Another day, another retro styled, pixel art roguelike inspired game washes up on the Xbox shore. This time around, the game is question is called Vagante from developers Nuke Nine. Billed as an “action packed platformer”, can it live up to the promise of the concept, or is it likely to leave a bad taste in the mouth as permadeath bites us on the posterior again and again and again…
Now, lets cover the narrative here, and this will be the work of but a minute. A rumour has reached your sensitive, treasure seeking ears about a certain cave that lies at the edge of the woods. Apparently, this cave contains an “unfathomable treasure”. I am not sure what an unfathomable treasure is (maybe you don’t know what it is, but if that’s the case, how will you know when you find it?) but it certainly sounds like the sort of thing that any aspiring adventurer should be trying to get their hands on. Also, the rumours about people entering the cave and never coming back? Pah! They were probably underprepared or something. It’ll be different when we get there. Won’t it?
Before we get onto how Vagante plays, let’s have a look at the presentation and we’ll find that the game is dark, the sprites – both for you and the enemies – are tiny, and the writing when you do find some loot is so small I had to sit practically with my nose touching the screen to have a chance of reading it. Perhaps blame my age and lessening eyesight, but it could certainly do with being bigger. The actual graphics are actually quite effective, just tiny, and the sprites do manage to exude an aura of personality. The sound is pretty much as you would expect of a game of this type; all swishing swords and whooshing spells. The rest of the soundtrack is pretty minimal too, helping to create a fairly tense atmosphere as you go around the levels. If only everything wasn’t so small.
Now, gameplay, the big test of any game. How does Vagante stack up? Well, this is very much a story of two halves. The setup of the game starts off very well, with a choice of classes to start each run as. There is the Knight, a melee fighter armed with a sword; the Mage, weaker and squishier and armed with magic, as you’d expect; and finally the Rogue, adept at backstabs and things of that nature, I assume.
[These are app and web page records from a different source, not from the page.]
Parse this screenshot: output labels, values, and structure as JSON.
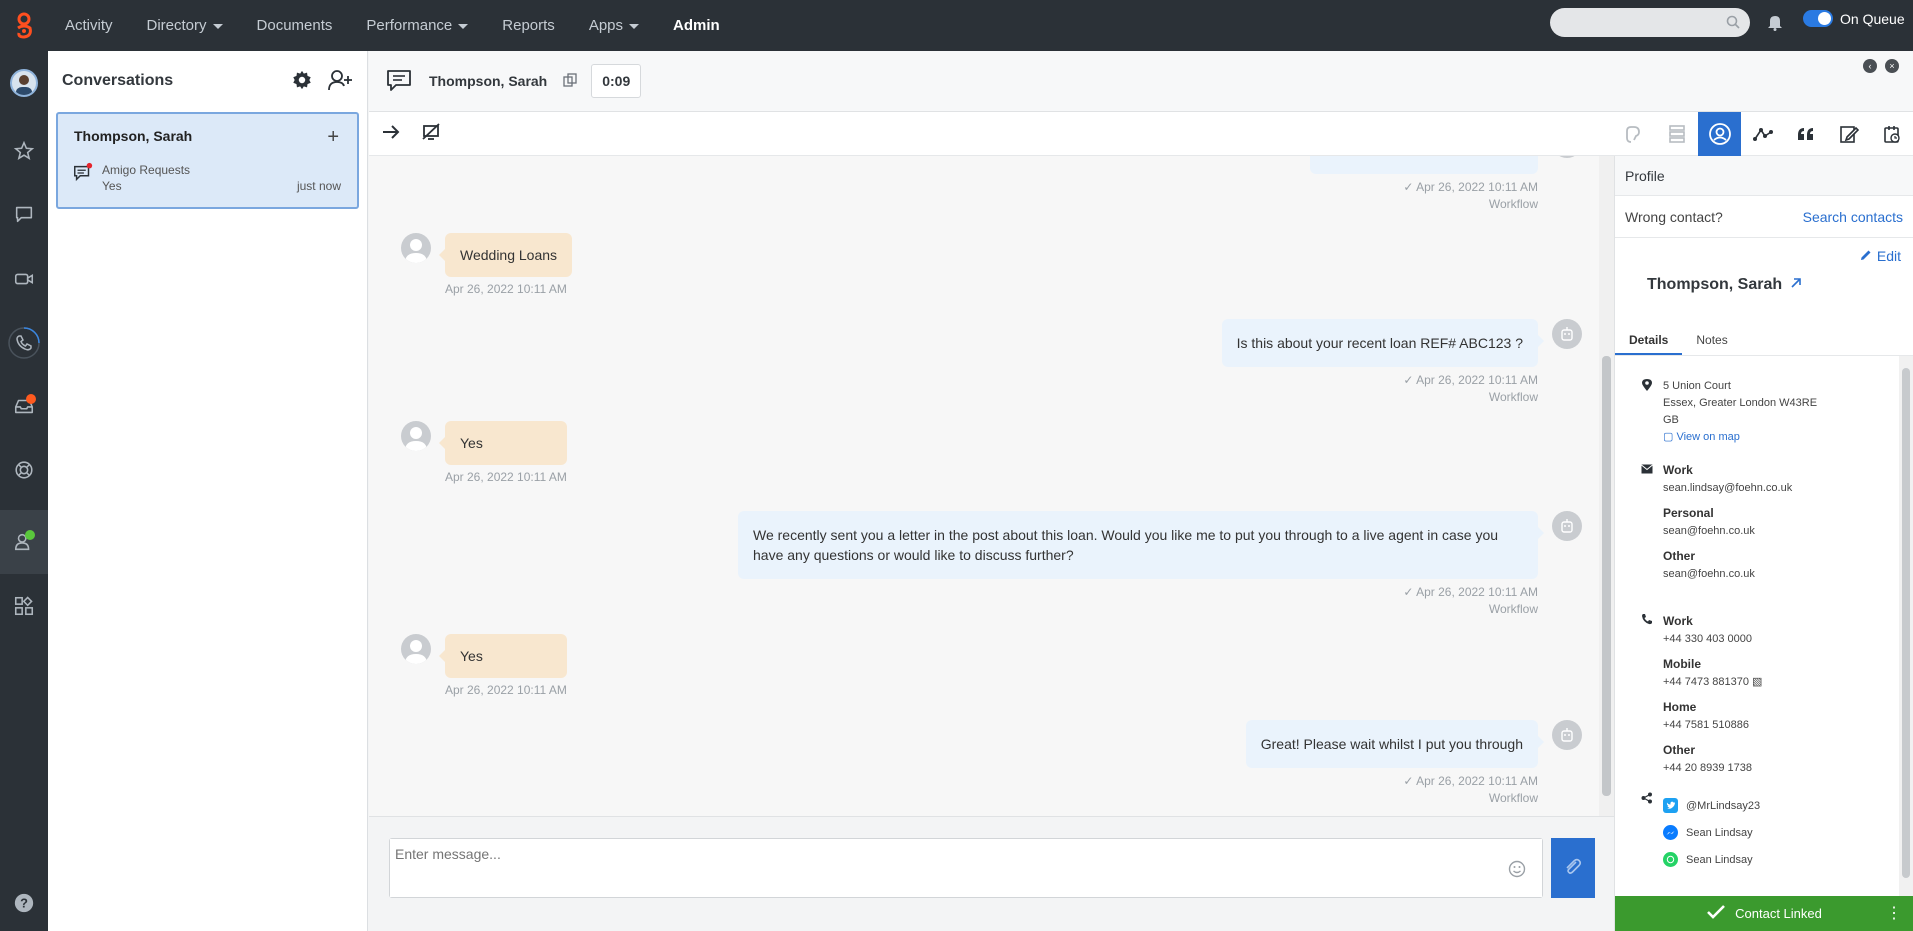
{
  "topnav": {
    "items": [
      {
        "label": "Activity",
        "dropdown": false
      },
      {
        "label": "Directory",
        "dropdown": true
      },
      {
        "label": "Documents",
        "dropdown": false
      },
      {
        "label": "Performance",
        "dropdown": true
      },
      {
        "label": "Reports",
        "dropdown": false
      },
      {
        "label": "Apps",
        "dropdown": true
      },
      {
        "label": "Admin",
        "dropdown": false,
        "active": true
      }
    ],
    "search_placeholder": "",
    "queue_label": "On Queue",
    "accent": "#2a7ae2",
    "brand": "#ff4f1f"
  },
  "rail": {
    "icons": [
      "avatar",
      "star-icon",
      "chat-icon",
      "video-icon",
      "phone-icon",
      "inbox-icon",
      "lifebuoy-icon",
      "agent-status-icon",
      "apps-grid-icon",
      "help-icon"
    ]
  },
  "conversations": {
    "title": "Conversations",
    "items": [
      {
        "name": "Thompson, Sarah",
        "queue": "Amigo Requests",
        "last_message": "Yes",
        "time": "just now"
      }
    ]
  },
  "header": {
    "contact_name": "Thompson, Sarah",
    "timer": "0:09"
  },
  "messages": [
    {
      "dir": "out",
      "text": "",
      "time": "Apr 26, 2022 10:11 AM",
      "sender": "Workflow"
    },
    {
      "dir": "in",
      "text": "Wedding Loans",
      "time": "Apr 26, 2022 10:11 AM"
    },
    {
      "dir": "out",
      "text": "Is this about your recent loan REF# ABC123 ?",
      "time": "Apr 26, 2022 10:11 AM",
      "sender": "Workflow"
    },
    {
      "dir": "in",
      "text": "Yes",
      "time": "Apr 26, 2022 10:11 AM"
    },
    {
      "dir": "out",
      "text": "We recently sent you a letter in the post about this loan. Would you like me to put you through to a live agent in case you have any questions or would like to discuss further?",
      "time": "Apr 26, 2022 10:11 AM",
      "sender": "Workflow"
    },
    {
      "dir": "in",
      "text": "Yes",
      "time": "Apr 26, 2022 10:11 AM"
    },
    {
      "dir": "out",
      "text": "Great! Please wait whilst I put you through",
      "time": "Apr 26, 2022 10:11 AM",
      "sender": "Workflow"
    }
  ],
  "composer": {
    "placeholder": "Enter message..."
  },
  "profile": {
    "title": "Profile",
    "wrong_contact": "Wrong contact?",
    "search_contacts": "Search contacts",
    "edit": "Edit",
    "name": "Thompson, Sarah",
    "tabs": [
      "Details",
      "Notes"
    ],
    "address": {
      "line1": "5 Union Court",
      "line2": "Essex, Greater London W43RE",
      "line3": "GB",
      "map_link": "View on map"
    },
    "emails": [
      {
        "label": "Work",
        "value": "sean.lindsay@foehn.co.uk"
      },
      {
        "label": "Personal",
        "value": "sean@foehn.co.uk"
      },
      {
        "label": "Other",
        "value": "sean@foehn.co.uk"
      }
    ],
    "phones": [
      {
        "label": "Work",
        "value": "+44 330 403 0000"
      },
      {
        "label": "Mobile",
        "value": "+44 7473 881370"
      },
      {
        "label": "Home",
        "value": "+44 7581 510886"
      },
      {
        "label": "Other",
        "value": "+44 20 8939 1738"
      }
    ],
    "social": [
      {
        "network": "twitter",
        "value": "@MrLindsay23"
      },
      {
        "network": "messenger",
        "value": "Sean Lindsay"
      },
      {
        "network": "whatsapp",
        "value": "Sean Lindsay"
      }
    ],
    "linked_label": "Contact Linked",
    "linked_color": "#3b9a2e"
  }
}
I say I assume as the opportunity to make any meaningful progress seems to be tied directly to your toughness (or rather, that of your character) and so going in with a weaker character always seemed to be a death sentence to me.
It was the Knight that was first up on the agenda though, allowing us to dive into the first level, the Caves, and see what we could see. Oh, and while we are setting up a run, you can bring along a friend if you wish, as online multiplayer is included and works pretty well in most cases. The cases where it doesn’t are those in which you find yourself playing with someone with a loot hoover in their pocket.
Now, each run is unique, as not only the layout of the levels, but the boss that you face at the end of the level is randomly generated. This generally adds to the longevity and replayability of a game, as the unpredictability is a selling point. And fair enough, this does add some length to what is available in Vagante. If we fail because a layout is too hard (and they are, I’m not sure that the developers could have added in any spikes if they had tried), then the next run may be a little bit easier. The same with the enemies and the bosses: a level filled with little red bats that die to one hit is a lot easier then a stage filled with Goblins that take about numerous whacks to kill. The bosses, however, are another story. In the first level alone, it seems that there is a choice of two enemies that might spawn: the Goblin King, who will summon Goblins to help him, and the Baby Dragon, who will set you on fire. Neither of these bosses are much fun to be honest, and it’s here that the wheels start to fall off a little bit.
The combat is lacking in feel, to be brutally honest, and the fights tend to just devolve into standing toe-to-toe and hitting each other – the winner is the one who is still standing at the end. If you are injured on the way to the boss fight, it will usually be you going down first, so there is an argument for dashing through each level as quickly as possible, but this is balanced out by the need to explore and potentially find some good stuff that can help you do more damage.
However, the jumping about the place just feels off slightly as well, and the mechanic whereby the character will grab the edge of a ledge when falling is seemingly hit and miss; something which is especially dodgy when there are spikes below, usually causing an instant death. And don’t even get me started on the blocks that suddenly fall from above and take you out in one hit as well. In a game where only the immediate area around you is lit up, these strike me as being somewhat unfair.
Vagante has a lot of potential that it doesn’t manage to live up to. It looks nice enough, if a little like you are viewing things through the wrong end of a pair of binoculars, and the setup is interesting. But the numb combat, instant death traps and lack of anything resembling tactics – even in the boss fights – marks it down.
If you want a challenge, you may enjoy Vagante for a bit, but for me it is weighted too much in the favour of the enemies.
Vagante is available to download from the Xbox Store